When you recoil, or recoil from something, you pull yourself back, away from whatever it is that scares you or disgusts you.
For example, if I see a snake, I'll recoil. Recoiling from the snake is what my body does automatically—it happens really fast, without me thinking about it.
You might recoil from a roach, or recoil from a hunk of rotten cheese, or recoil from a stranger who's trying to get all up in your personal space, or recoil from a friend who's trying to kiss you when you don't want them to.
You can even recoil from ugly sounds or terrible ideas. Many people recoil from the sound of fingernails on a chalkboard. (Eugh!) I'd recoil if you said, "Do you dare me to eat a whole onion raw? I'm gonna do it."

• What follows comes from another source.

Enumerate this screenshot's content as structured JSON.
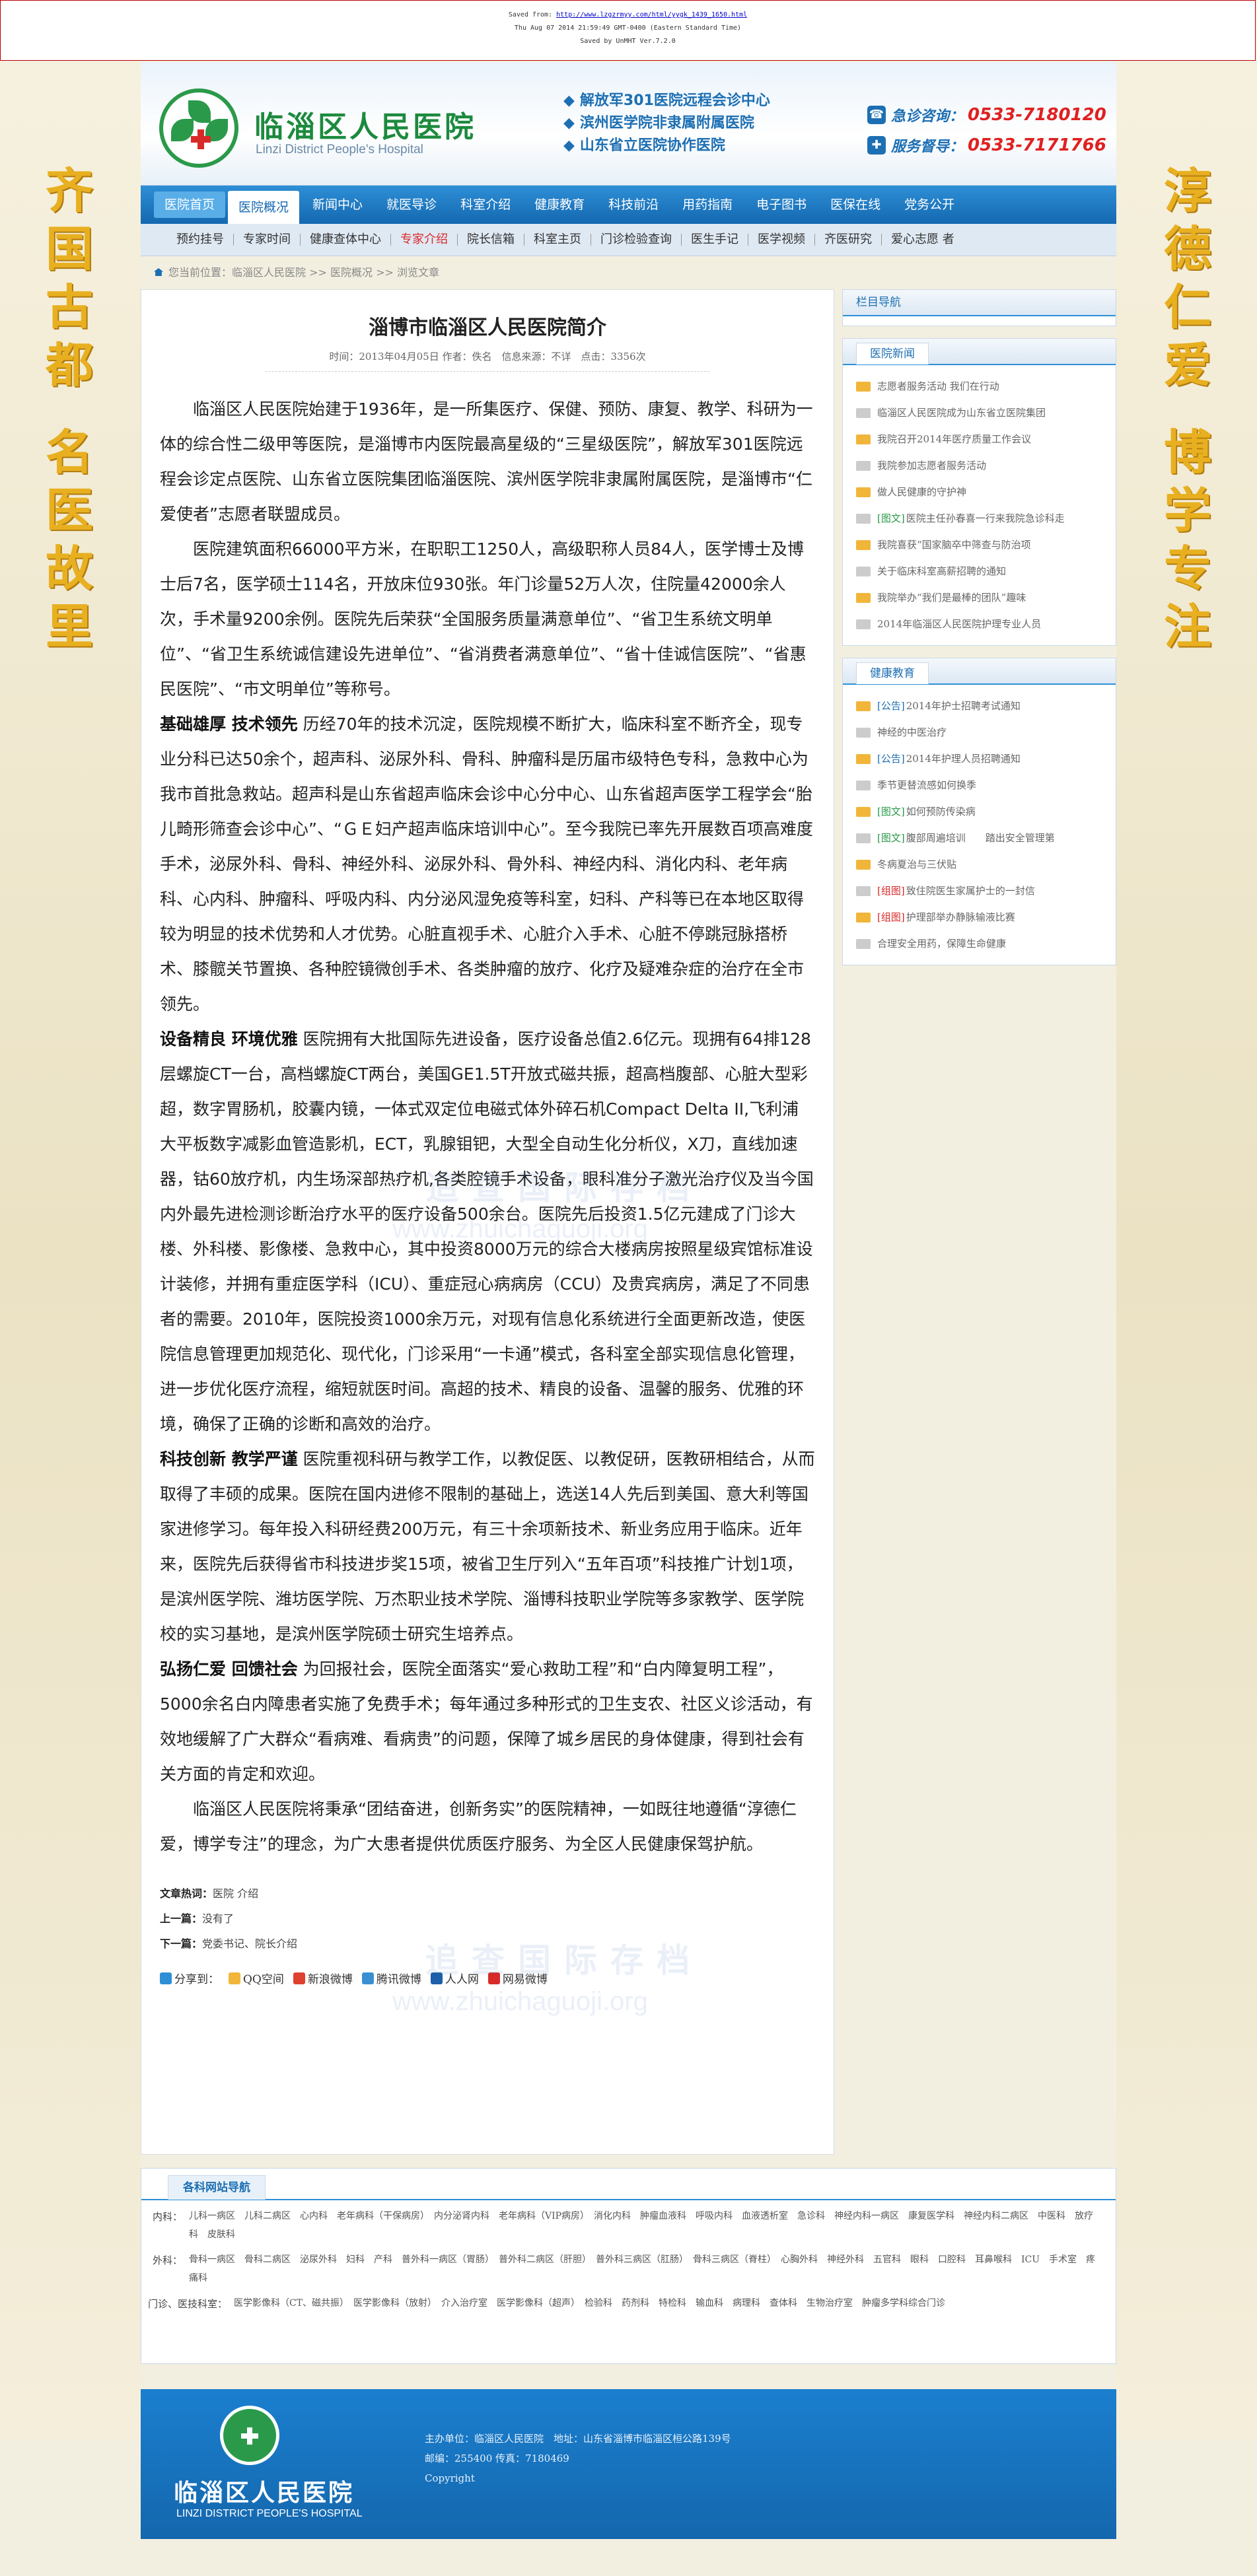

Recoiling is usually something people do, but objects, too, can recoil. If someone fires a weapon, it might recoil, or kick back against that person. Which is an excellent reason (among many others) to not fire a weapon!

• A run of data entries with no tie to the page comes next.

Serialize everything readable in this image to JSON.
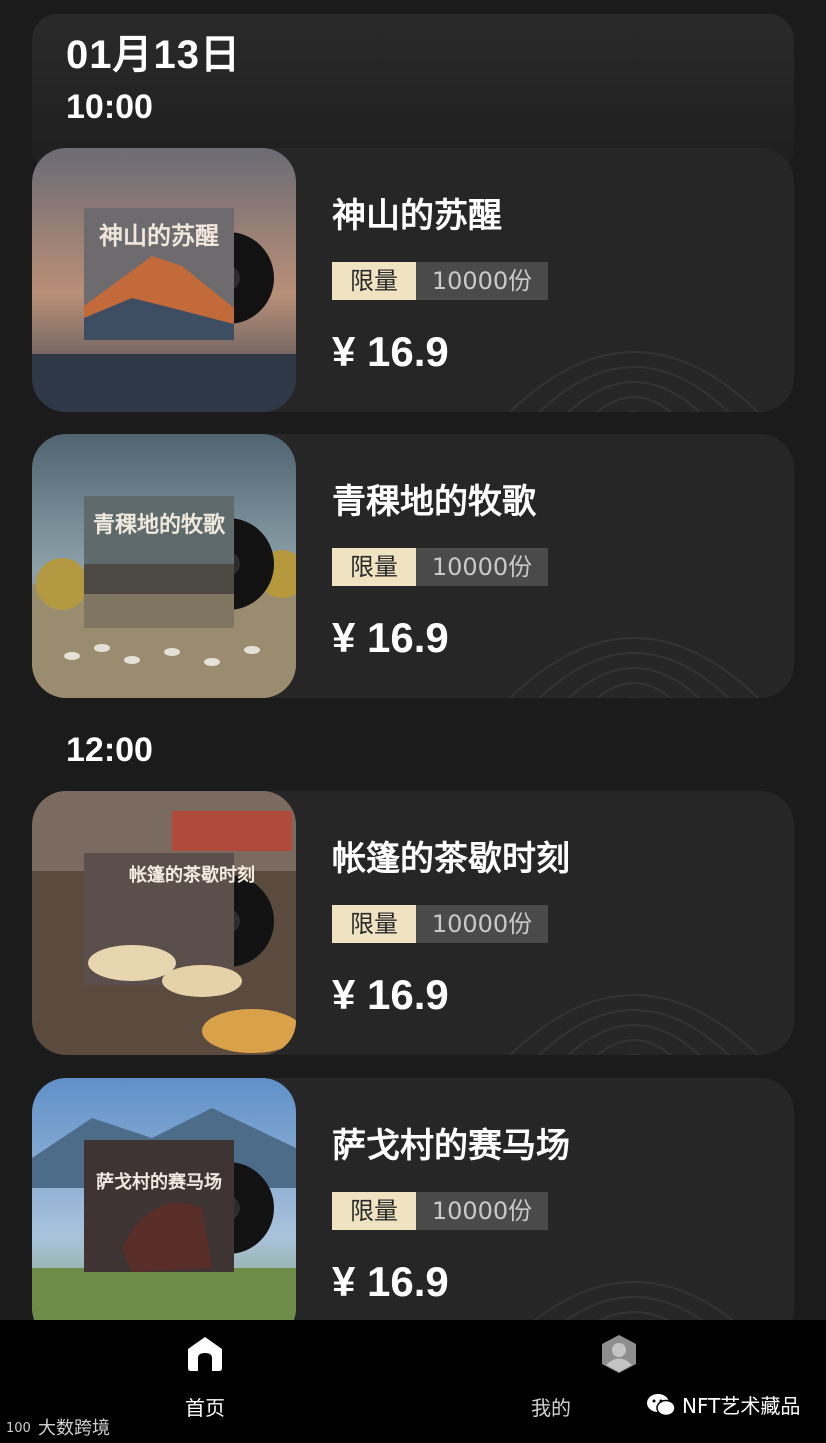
{
  "header": {
    "date": "01月13日"
  },
  "groups": [
    {
      "time": "10:00"
    },
    {
      "time": "12:00"
    }
  ],
  "cards": [
    {
      "title": "神山的苏醒",
      "limit_label": "限量",
      "quantity": "10000份",
      "price": "¥ 16.9",
      "cover_text": "神山的苏醒"
    },
    {
      "title": "青稞地的牧歌",
      "limit_label": "限量",
      "quantity": "10000份",
      "price": "¥ 16.9",
      "cover_text": "青稞地的牧歌"
    },
    {
      "title": "帐篷的茶歇时刻",
      "limit_label": "限量",
      "quantity": "10000份",
      "price": "¥ 16.9",
      "cover_text": "帐篷的茶歇时刻"
    },
    {
      "title": "萨戈村的赛马场",
      "limit_label": "限量",
      "quantity": "10000份",
      "price": "¥ 16.9",
      "cover_text": "萨戈村的赛马场"
    }
  ],
  "tabbar": {
    "home_label": "首页",
    "mine_label": "我的"
  },
  "watermarks": {
    "left": "大数跨境",
    "right": "NFT艺术藏品"
  },
  "colors": {
    "background": "#1b1b1b",
    "card": "#262626",
    "limit_tag": "#efe3c2",
    "quantity_tag": "#4a4a4a"
  }
}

By the way, "recoil" can also be a noun. We talk about a weapon's recoil—how strongly it kicks back against the person who wields it.

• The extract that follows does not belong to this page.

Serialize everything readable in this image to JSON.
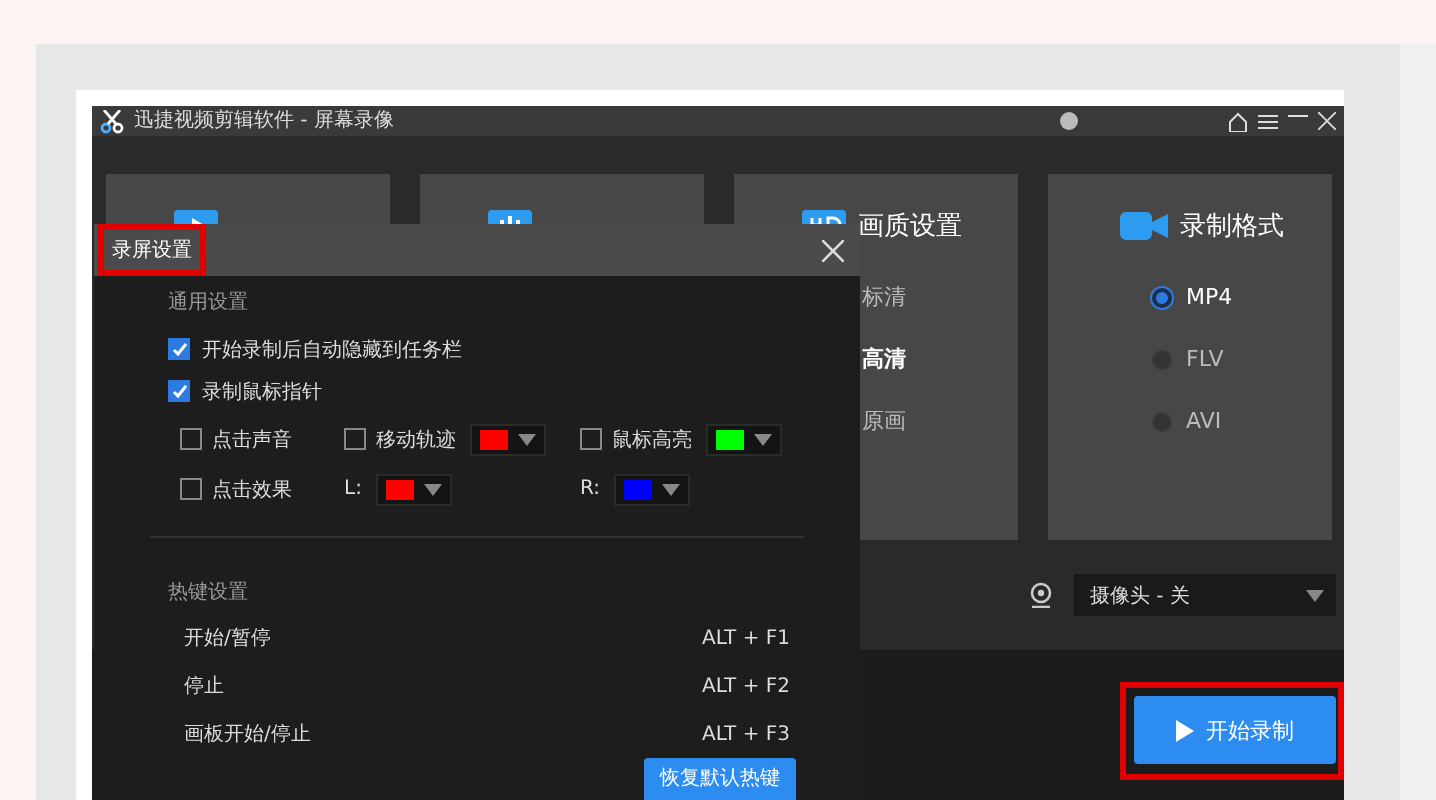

Lastly, I bet you know something about the prefix "re-," which is that it often means "back" or "again." And so you may be guessing, does "recoil" literally mean "to coil back, or to coil backward, like a ribbon"?
While that's an excellent guess, nope. "Recoil" isn't based on the word "coil;" it's based on the Latin culus, meaning "the bottom, the backside"—yup, the butt! So, "recoil" kind of more literally means "to back up, to go backward, or to go behind." Perhaps butt-first, like this cat.